Now, let’s create a set of Pingdom transaction tests to verify the text displayed for different locales. We’ll create three different tests: one for English speakers, one for Spanish speakers, and one for German speakers. Each test accesses the website using a region-specific locale and verifies the text displayed in the response. If the response matches the expected localized text, then the test passes.
We’ll run each test in the region closest to its target audience to simulate the path that a real user request would take, although this isn’t necessary.
Analyzing the Results in Papertrail
The test results show a noticeable pattern. The English and Spanish versions of the site load as expected, but the German version consistently failed to load. In addition, the page load time averaged 60,018 ms (over a minute) for each test.
We can drill down into the problem by clicking on the check and selecting the Root Cause Analysis button next to one of the failed tests. This shows us that the check timed out while waiting for a particular element to appear on the page. Looking further down the page, we can see that the app returned a 500 Internal Server Error page instead of a standard response, resulting in an inability for Pingdom to run the test.
Performing a Root Cause Analysis on a failed transaction check in Pingdom.
Pingdom can’t tell us the cause of the error since it occurred on the server. For that, we’ll need to turn to the logs.
Troubleshooting Using Papertrail
Fortunately, we deployed our application using Papertrail as a log aggregator and centralizer. We have two avenues: viewing the logs from Apache, and viewing the logs from our application. We’ll start with the Apache logs and work our way back if necessary.
Let’s search for logs originating from Apache and containing a 500 error code. Since we deployed our applications to Kubernetes, we can search for the application by Pod name (“localization-demo”). And since Apache includes the error code with each response log, we can search events directly for the text “500”:

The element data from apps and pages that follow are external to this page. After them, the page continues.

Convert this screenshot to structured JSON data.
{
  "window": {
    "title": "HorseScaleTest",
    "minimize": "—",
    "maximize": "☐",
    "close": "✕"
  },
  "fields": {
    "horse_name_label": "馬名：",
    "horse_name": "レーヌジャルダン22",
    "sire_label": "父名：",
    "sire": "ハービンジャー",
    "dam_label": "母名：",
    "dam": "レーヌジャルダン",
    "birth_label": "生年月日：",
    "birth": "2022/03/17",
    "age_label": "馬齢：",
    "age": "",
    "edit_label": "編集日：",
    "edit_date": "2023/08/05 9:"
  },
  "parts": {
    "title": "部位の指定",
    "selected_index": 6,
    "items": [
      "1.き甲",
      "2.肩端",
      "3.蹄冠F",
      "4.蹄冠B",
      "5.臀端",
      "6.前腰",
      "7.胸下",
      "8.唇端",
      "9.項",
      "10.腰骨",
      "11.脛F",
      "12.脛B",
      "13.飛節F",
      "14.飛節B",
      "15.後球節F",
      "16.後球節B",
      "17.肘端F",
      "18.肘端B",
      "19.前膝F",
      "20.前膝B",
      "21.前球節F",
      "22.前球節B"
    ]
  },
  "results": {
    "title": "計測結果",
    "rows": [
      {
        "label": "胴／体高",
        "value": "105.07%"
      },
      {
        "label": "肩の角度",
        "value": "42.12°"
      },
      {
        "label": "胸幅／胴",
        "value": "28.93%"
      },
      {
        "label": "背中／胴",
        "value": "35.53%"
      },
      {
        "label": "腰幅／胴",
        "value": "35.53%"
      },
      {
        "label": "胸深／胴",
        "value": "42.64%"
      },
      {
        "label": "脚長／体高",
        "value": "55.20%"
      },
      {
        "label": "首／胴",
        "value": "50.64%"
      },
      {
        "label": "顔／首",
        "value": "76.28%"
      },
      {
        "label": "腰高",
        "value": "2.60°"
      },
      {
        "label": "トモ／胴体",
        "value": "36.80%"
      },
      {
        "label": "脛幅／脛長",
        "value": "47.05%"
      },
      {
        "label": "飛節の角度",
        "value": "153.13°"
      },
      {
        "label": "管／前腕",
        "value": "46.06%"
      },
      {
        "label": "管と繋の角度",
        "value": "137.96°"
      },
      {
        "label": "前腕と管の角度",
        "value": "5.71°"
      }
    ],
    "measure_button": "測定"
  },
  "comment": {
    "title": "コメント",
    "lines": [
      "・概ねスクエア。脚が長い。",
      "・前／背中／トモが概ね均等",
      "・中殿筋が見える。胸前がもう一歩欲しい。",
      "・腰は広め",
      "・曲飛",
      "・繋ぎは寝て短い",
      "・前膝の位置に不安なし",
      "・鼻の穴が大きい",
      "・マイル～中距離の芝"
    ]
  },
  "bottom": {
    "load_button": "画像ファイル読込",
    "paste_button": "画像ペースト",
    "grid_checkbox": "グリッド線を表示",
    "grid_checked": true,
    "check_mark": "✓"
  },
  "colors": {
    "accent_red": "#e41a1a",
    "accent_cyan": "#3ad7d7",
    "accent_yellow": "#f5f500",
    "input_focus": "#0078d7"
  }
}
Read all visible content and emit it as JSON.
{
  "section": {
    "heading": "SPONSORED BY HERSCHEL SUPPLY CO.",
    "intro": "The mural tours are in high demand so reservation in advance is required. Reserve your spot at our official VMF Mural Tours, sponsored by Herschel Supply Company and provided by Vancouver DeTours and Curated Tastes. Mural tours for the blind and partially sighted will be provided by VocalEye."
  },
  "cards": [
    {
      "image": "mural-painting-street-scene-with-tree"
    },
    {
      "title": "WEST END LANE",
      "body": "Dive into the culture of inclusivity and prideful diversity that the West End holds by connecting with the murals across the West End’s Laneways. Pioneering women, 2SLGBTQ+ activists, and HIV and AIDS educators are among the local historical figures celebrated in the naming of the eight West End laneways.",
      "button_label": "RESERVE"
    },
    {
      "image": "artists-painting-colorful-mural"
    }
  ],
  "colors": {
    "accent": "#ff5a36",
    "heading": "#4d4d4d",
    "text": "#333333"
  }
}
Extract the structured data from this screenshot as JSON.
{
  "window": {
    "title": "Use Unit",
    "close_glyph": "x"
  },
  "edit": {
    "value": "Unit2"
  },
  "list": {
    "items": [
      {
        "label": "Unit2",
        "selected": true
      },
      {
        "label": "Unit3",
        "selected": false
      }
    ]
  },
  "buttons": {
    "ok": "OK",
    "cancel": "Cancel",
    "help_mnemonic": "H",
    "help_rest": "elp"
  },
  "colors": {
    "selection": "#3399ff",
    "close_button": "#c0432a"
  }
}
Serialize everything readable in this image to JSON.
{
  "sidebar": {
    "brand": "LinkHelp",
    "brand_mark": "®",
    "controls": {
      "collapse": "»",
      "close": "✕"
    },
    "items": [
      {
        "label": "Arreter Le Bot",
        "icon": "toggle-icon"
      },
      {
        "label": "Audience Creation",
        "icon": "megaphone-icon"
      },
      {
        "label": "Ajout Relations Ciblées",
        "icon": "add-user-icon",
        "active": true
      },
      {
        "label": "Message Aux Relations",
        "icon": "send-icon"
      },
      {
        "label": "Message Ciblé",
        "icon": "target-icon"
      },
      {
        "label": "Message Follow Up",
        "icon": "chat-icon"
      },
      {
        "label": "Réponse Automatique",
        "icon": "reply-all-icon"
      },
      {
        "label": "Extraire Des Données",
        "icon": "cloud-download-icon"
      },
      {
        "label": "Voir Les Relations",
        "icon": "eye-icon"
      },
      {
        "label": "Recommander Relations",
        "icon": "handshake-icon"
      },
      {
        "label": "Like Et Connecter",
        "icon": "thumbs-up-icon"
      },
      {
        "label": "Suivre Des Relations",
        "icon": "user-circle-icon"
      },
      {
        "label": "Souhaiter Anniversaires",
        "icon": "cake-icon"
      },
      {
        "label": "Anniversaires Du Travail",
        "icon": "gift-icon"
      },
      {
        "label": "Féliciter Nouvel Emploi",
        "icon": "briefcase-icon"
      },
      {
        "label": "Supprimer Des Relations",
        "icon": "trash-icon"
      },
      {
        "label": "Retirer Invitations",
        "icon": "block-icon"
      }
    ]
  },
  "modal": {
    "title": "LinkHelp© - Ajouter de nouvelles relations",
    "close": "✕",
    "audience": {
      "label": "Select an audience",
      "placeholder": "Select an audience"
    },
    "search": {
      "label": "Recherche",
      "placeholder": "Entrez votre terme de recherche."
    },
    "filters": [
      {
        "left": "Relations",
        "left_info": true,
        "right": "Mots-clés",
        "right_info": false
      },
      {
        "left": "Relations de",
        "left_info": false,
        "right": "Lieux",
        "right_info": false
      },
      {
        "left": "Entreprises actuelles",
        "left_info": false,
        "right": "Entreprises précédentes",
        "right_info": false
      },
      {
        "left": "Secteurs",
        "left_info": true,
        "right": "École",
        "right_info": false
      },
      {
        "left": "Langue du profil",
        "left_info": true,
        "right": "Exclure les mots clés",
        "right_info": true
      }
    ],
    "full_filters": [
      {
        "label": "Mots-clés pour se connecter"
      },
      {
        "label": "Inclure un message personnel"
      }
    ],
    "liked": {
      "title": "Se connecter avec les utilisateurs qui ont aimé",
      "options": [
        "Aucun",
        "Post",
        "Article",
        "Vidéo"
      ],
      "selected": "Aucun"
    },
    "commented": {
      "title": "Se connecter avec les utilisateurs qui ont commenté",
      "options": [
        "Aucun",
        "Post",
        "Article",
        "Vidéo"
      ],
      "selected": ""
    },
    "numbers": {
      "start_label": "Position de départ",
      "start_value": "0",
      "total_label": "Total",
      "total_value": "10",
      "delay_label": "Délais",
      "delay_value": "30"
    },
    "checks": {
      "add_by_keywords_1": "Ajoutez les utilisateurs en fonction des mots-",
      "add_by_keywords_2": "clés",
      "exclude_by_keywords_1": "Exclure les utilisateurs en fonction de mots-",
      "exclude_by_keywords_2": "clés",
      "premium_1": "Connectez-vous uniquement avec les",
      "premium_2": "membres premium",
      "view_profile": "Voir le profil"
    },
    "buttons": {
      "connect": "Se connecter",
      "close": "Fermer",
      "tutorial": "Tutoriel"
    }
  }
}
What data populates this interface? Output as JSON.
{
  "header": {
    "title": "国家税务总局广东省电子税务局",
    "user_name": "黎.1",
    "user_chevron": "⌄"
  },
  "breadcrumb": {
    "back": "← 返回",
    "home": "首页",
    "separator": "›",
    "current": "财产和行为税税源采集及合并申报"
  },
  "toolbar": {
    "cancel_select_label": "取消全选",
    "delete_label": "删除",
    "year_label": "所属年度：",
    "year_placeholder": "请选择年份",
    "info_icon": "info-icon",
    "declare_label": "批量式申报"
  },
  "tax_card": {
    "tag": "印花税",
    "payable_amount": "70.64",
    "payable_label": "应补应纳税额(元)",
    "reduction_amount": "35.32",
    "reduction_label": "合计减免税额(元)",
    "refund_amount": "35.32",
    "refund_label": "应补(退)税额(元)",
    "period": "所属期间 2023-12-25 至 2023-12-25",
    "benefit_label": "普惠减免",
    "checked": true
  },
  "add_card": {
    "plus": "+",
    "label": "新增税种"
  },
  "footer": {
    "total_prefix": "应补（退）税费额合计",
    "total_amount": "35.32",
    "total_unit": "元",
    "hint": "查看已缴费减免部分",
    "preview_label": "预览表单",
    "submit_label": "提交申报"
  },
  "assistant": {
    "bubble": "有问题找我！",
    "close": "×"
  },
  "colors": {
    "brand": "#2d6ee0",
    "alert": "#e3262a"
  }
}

If we look at the surrounding logs, we can see additional reasons for the failure. We know that our Python script generated an exception, but we don’t know what type of exception it is or where it was generated:
To better understand the cause of the internal server error, we need to review our application logs. We can search for logs originating from the application, and since we include the log level with each event, we can search for logs containing the word “ERROR”:
This log may be verbose, but it tells us exactly what we need to know. In line 41 of our main Python script (app.wsgi), the gettext module attempts and fails to load a translation file. As a result, it raises an OSError and causes the application to exit. When our application starts, we specify the directory where gettext can find localization files. This directory contains multiple subdirectories that correspond to different locales and contain the relevant files.
The problem is that we only deployed our application with two of these subdirectories: “en” for English, and “es” for Spanish. When a German user accesses our website, gettext tries to load a “de” folder that doesn’t exist. This results in the OSError, which is propagated up to Apache and returned to the user as an HTTP 500 error.
To fix the error, we can create a new “de” folder and localize our website for German users. We can also set a fallback translation that gettext will use whenever it encounters an unknown locale. For example, we might set the fallback to English if the majority of our visitors are from English-speaking countries.
Synthetic transaction monitoring is a powerful tool for testing website performance, availability, and usability. Replicating real user actions helps you identify errors or slowdowns before and during production.
Pingdom makes it easy to schedule and run synthetic transactions against your web services at any time and from multiple locations. Using our built-in editor, you can quickly script basic or complex browsing actions to step through any site. And with Papertrail logging your applications and infrastructure, troubleshooting unexpected behaviors is as simple as running a search.